The court found that the facts of this case did not qualify it as an "exceptional" case. (Finding of Fact No. 27).
We iterate that this is not a patent infringement case — it is a civil contempt proceeding. There are contempt cases in abundant number holding that a court has discretion to award reasonable attorney's fees and other expenses necessary to make an innocent party whole. Broadview Chemical Corporation v. Loctite Corporation, 159 U.S.P.Q. 80 (D. Conn. 1968), affirmed 2 Cir. 1969, 406 F.2d 538, cert. denied 394 U.S. 976, 89 S. Ct. 1472, 22 L. Ed. 2d 755 (1969); Mead Johnson & Company v. Baby's Formula Service, Incorporated, 5 Cir. 1968, 402 F.2d 23; Chas. Pfizer & Co. v. Davis Edwards Pharmacal Corp., 2 Cir. 1967, 385 F.2d 533, 538; Siebring v. Hansen, supra; Western Lighting Corp. v. Smoot-Holman Co., 9 Cir. 1965, 352 F.2d 1019, 1022; Universal Match Corp. v. New Castle Prods., Inc., 7 Cir. 1962, 308 F.2d 842; Sunbeam Corp. v. Golden Rule Appliance Co., 2 Cir. 1958, 252 F.2d 467; Carter Prods., Inc. v. Colgate-Palmolive Co., supra; Singer Mfg. Co. v. Sun Vacuum Stores, Inc., 192 F. Supp. 738, 742 (D.N.J. 1961); Minnesota Mining & Mfg. Co. v. Neisner Bros., Inc., 122 F. Supp. 752, 755 (N.D. Ill. 1954).
Dow's cross-appeal also involves the court's award of attorney's fees. Dow paid approximately $78,000 in attorney's fees of which $48,744.11 was found to be incurred in preparation and support of the motion to show cause why CCI should not be held in contempt prior to the beginning of the accounting proceedings before the Special Master in February of 1968. Of the remainder, $25,110.00 was for attorney's fees charged during the accounting. Although the court found the attorney's fees to be reasonable, it also found that $48,744.11 was excessive in comparison to the amount of damages suffered by Dow, and therefore limited recovery of attorney's fees to one-half that amount. No damages were awarded for attorney's fees incurred during the accounting.
The district court apparently concluded that the bid specifications sufficiently informed Dow of the approximate damages, and that knowing this Dow proceeded nonetheless to bind itself for inordinately high legal expenses.

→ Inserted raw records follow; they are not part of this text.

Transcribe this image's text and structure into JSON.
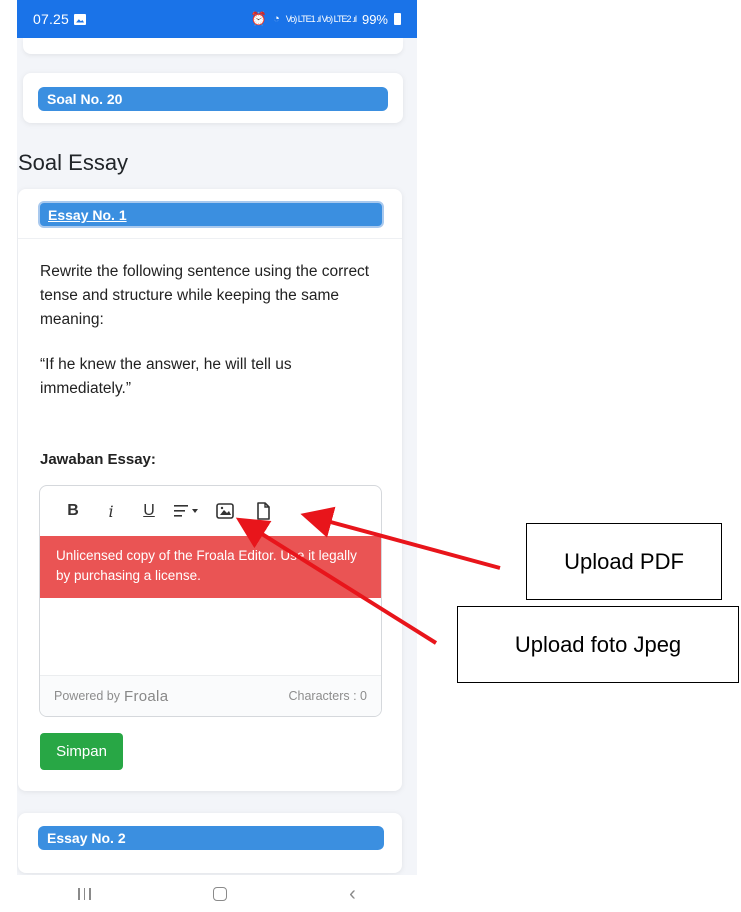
{
  "status_bar": {
    "time": "07.25",
    "battery": "99%",
    "signal": "Vo) LTE1 .ıl Vo) LTE2 .ıl"
  },
  "objective_card": {
    "label": "Soal No. 20"
  },
  "section": {
    "title": "Soal Essay"
  },
  "essay1": {
    "label": "Essay No. 1",
    "question": "Rewrite the following sentence using the correct tense and structure while keeping the same meaning:",
    "quote": "“If he knew the answer, he will tell us immediately.”",
    "answer_label": "Jawaban Essay:",
    "editor": {
      "toolbar": {
        "bold": "B",
        "italic": "i",
        "underline": "U",
        "align": "≡▾"
      },
      "license_notice": "Unlicensed copy of the Froala Editor. Use it legally by purchasing a license.",
      "powered_by": "Powered by",
      "brand": "Froala",
      "characters": "Characters : 0"
    },
    "save_button": "Simpan"
  },
  "essay2": {
    "label": "Essay No. 2"
  },
  "annotations": {
    "upload_pdf": "Upload PDF",
    "upload_jpeg": "Upload foto Jpeg",
    "arrow_color": "#e8151b"
  }
}
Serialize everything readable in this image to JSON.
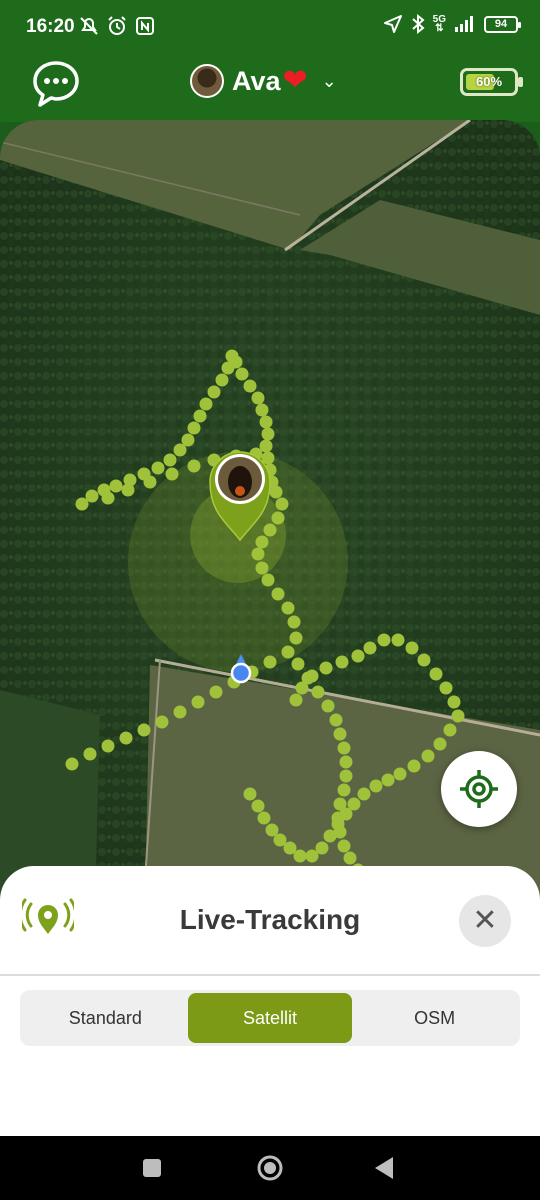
{
  "status_bar": {
    "time": "16:20",
    "network": "5G",
    "battery_level": "94",
    "icons": [
      "mute-icon",
      "alarm-icon",
      "nfc-icon",
      "location-arrow-icon",
      "bluetooth-icon",
      "signal-icon"
    ]
  },
  "header": {
    "chat_icon": "chat-bubble-icon",
    "dog_name": "Ava",
    "heart_icon": "heart-icon",
    "heart": "❤",
    "dropdown_icon": "chevron-down-icon",
    "chevron": "⌄",
    "tracker_battery": {
      "label": "60%",
      "level": 0.6
    }
  },
  "map": {
    "locate_icon": "crosshair-icon"
  },
  "bottom_sheet": {
    "title": "Live-Tracking",
    "title_icon": "live-location-icon",
    "close_label": "✕",
    "map_types": [
      {
        "label": "Standard",
        "active": false
      },
      {
        "label": "Satellit",
        "active": true
      },
      {
        "label": "OSM",
        "active": false
      }
    ]
  },
  "nav_bar": {
    "items": [
      "recents-square-icon",
      "home-circle-icon",
      "back-triangle-icon"
    ]
  },
  "colors": {
    "brand_green": "#1e6b1c",
    "accent_green": "#7c9a16",
    "track_dot": "#9fc23a",
    "close_bg": "#e6e6e6"
  }
}
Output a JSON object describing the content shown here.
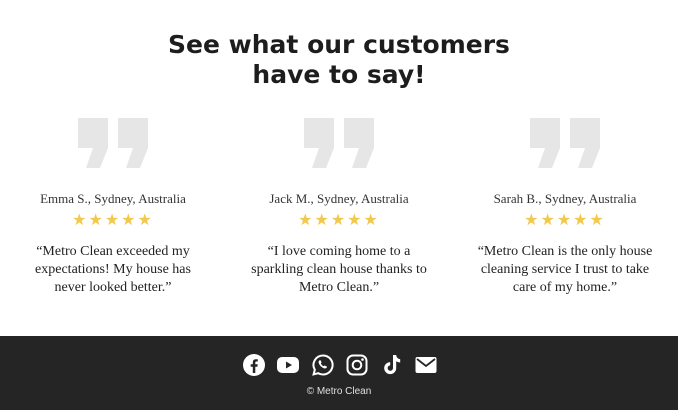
{
  "testimonials": {
    "title": "See what our customers have to say!",
    "items": [
      {
        "reviewer": "Emma S., Sydney, Australia",
        "rating": 5,
        "stars": "★★★★★",
        "quote": "“Metro Clean exceeded my expectations! My house has never looked better.”"
      },
      {
        "reviewer": "Jack M., Sydney, Australia",
        "rating": 5,
        "stars": "★★★★★",
        "quote": "“I love coming home to a sparkling clean house thanks to Metro Clean.”"
      },
      {
        "reviewer": "Sarah B., Sydney, Australia",
        "rating": 5,
        "stars": "★★★★★",
        "quote": "“Metro Clean is the only house cleaning service I trust to take care of my home.”"
      }
    ]
  },
  "footer": {
    "social_icons": [
      "facebook-icon",
      "youtube-icon",
      "whatsapp-icon",
      "instagram-icon",
      "tiktok-icon",
      "email-icon"
    ],
    "copyright": "© Metro Clean"
  },
  "colors": {
    "star": "#f2c94c",
    "quote_mark": "#e6e6e6",
    "footer_bg": "#252525",
    "footer_icon": "#ffffff"
  }
}
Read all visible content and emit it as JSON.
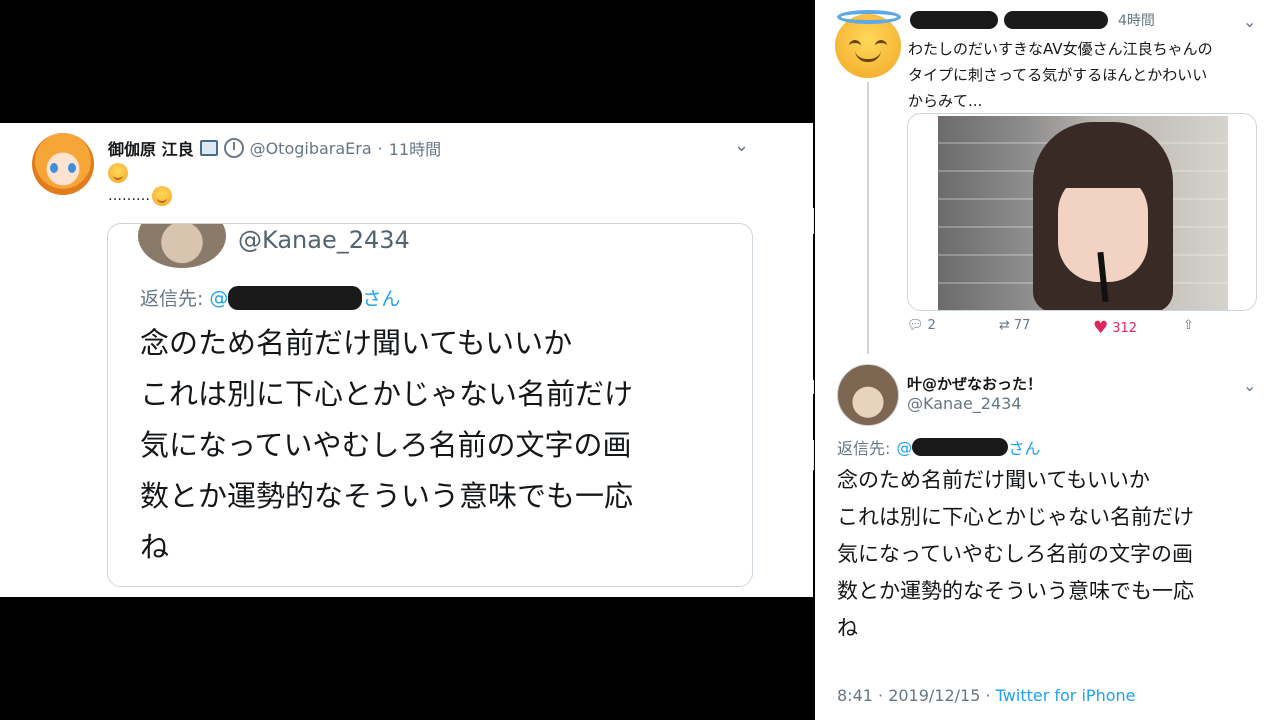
{
  "left_tweet": {
    "author_name": "御伽原 江良",
    "handle": "@OtogibaraEra",
    "dot": "·",
    "time": "11時間",
    "line2_text": "………",
    "quote": {
      "handle": "@Kanae_2434",
      "reply_prefix": "返信先:",
      "reply_at": "@",
      "reply_suffix": "さん",
      "lines": [
        "念のため名前だけ聞いてもいいか",
        "これは別に下心とかじゃない名前だけ",
        "気になっていやむしろ名前の文字の画",
        "数とか運勢的なそういう意味でも一応",
        "ね"
      ]
    }
  },
  "right_thread": {
    "top_tweet": {
      "time": "4時間",
      "lines": [
        "わたしのだいすきなAV女優さん江良ちゃんの",
        "タイプに刺さってる気がするほんとかわいい",
        "からみて..."
      ],
      "reply_count": "2",
      "retweet_count": "77",
      "like_count": "312"
    },
    "reply_tweet": {
      "author_name": "叶@かぜなおった！",
      "handle": "@Kanae_2434",
      "reply_prefix": "返信先:",
      "reply_at": "@",
      "reply_suffix": "さん",
      "lines": [
        "念のため名前だけ聞いてもいいか",
        "これは別に下心とかじゃない名前だけ",
        "気になっていやむしろ名前の文字の画",
        "数とか運勢的なそういう意味でも一応",
        "ね"
      ],
      "timestamp": "8:41 · 2019/12/15 · ",
      "client": "Twitter for iPhone"
    }
  },
  "colors": {
    "link": "#1da1f2",
    "like": "#e0245e",
    "muted": "#657786"
  },
  "icons": [
    "chevron-down-icon",
    "reply-icon",
    "retweet-icon",
    "heart-icon",
    "share-icon",
    "clock-icon",
    "badge-icon"
  ]
}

It is also shown that Dow incurred substantial expenses in an unsuccessful attempt to establish a damage figure of $87,200.00 based on an incremental lost profit theory, as opposed to the $23,769.11 figure computed on the basis of actual net profit lost by Dow. Dow counters by arguing that the legal fees would have been much less but for the uncooperative and contrary attitude which CCI took toward the litigation. These are all warmed over versions of the arguments advanced by the parties to the Special Master and the district court. They represent matters in substantial conflict as to which the experienced trial judge has exercised his discretion. No abuse of that discretion is made manifest to us, and we affirm as to Dow's cross-appeal as well as to CCI's original appeal.
ON PETITION FOR REHEARING AND PETITION FOR REHEARING EN BANC
The Petition for Rehearing is denied and no member of this panel nor Judge in regular active service on the Court having requested that the Court be polled on rehearing en banc, (Rule 35 Federal Rules of Appellate Procedure; Local Fifth Circuit Rule 12) the Petition for Rehearing En Banc is denied.
"§ 284 Damages
Upon finding for the claimant the court shall award the claimant damages adequate to compensate for the infringement, but in no event less than a reasonable royalty for the use made of the invention by the infringer, together with interest and costs as fixed by the court.
"When the damages are not found by a jury, the court shall assess them. In either event the court may increase the damages up to three times the amount found or assessed.
"The court may receive expert testimony as an aid to the determination of damages or of what royalty would be reasonable under the circumstances. July 19, 1952, c. 950, § 1, 66 Stat. 813."
Additionally, while not involved here, Title 18, U.S.C., § 401 gives courts of the United States power to punish by fine or imprisonment at its discretion
"* * *
(3) Disobedience or resistance to its lawful writ, process, order, rule, decree, or command."